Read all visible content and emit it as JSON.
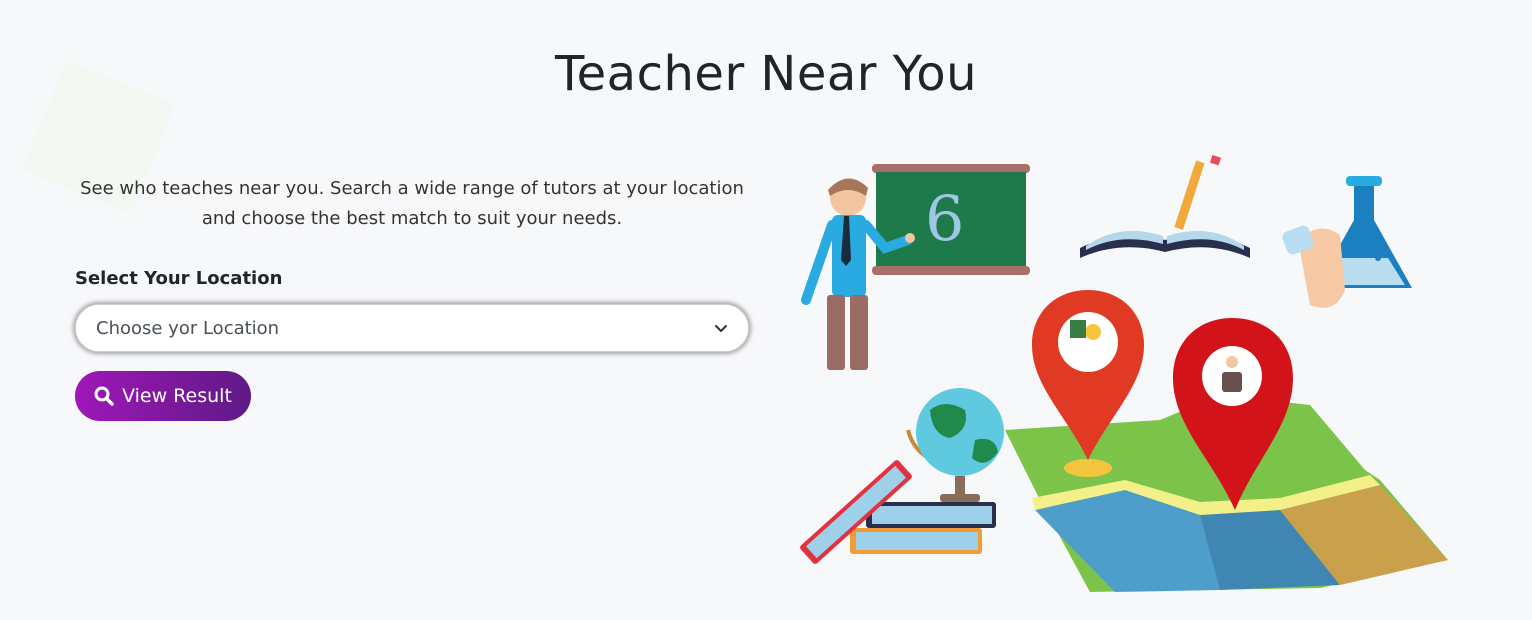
{
  "page": {
    "title": "Teacher Near You",
    "intro": "See who teaches near you. Search a wide range of tutors at your location and choose the best match to suit your needs."
  },
  "location": {
    "label": "Select Your Location",
    "selected": "Choose yor Location"
  },
  "actions": {
    "view_result": "View Result"
  },
  "colors": {
    "background": "#f7f8fa",
    "button_start": "#a017b8",
    "button_end": "#5e1a86",
    "chalkboard": "#1e7a4a",
    "pin": "#e03a25"
  },
  "illustration": {
    "board_text": "6",
    "icons": [
      "teacher-figure",
      "chalkboard",
      "open-book",
      "pencil",
      "flask",
      "globe",
      "book-stack",
      "map",
      "location-pin"
    ]
  }
}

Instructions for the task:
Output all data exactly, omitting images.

Response area:
Read all visible content and emit it as JSON.
{
  "page": {
    "title": "Teacher Near You",
    "intro": "See who teaches near you. Search a wide range of tutors at your location and choose the best match to suit your needs."
  },
  "location": {
    "label": "Select Your Location",
    "selected": "Choose yor Location"
  },
  "actions": {
    "view_result": "View Result"
  },
  "colors": {
    "background": "#f7f8fa",
    "button_start": "#a017b8",
    "button_end": "#5e1a86",
    "chalkboard": "#1e7a4a",
    "pin": "#e03a25"
  },
  "illustration": {
    "board_text": "6",
    "icons": [
      "teacher-figure",
      "chalkboard",
      "open-book",
      "pencil",
      "flask",
      "globe",
      "book-stack",
      "map",
      "location-pin"
    ]
  }
}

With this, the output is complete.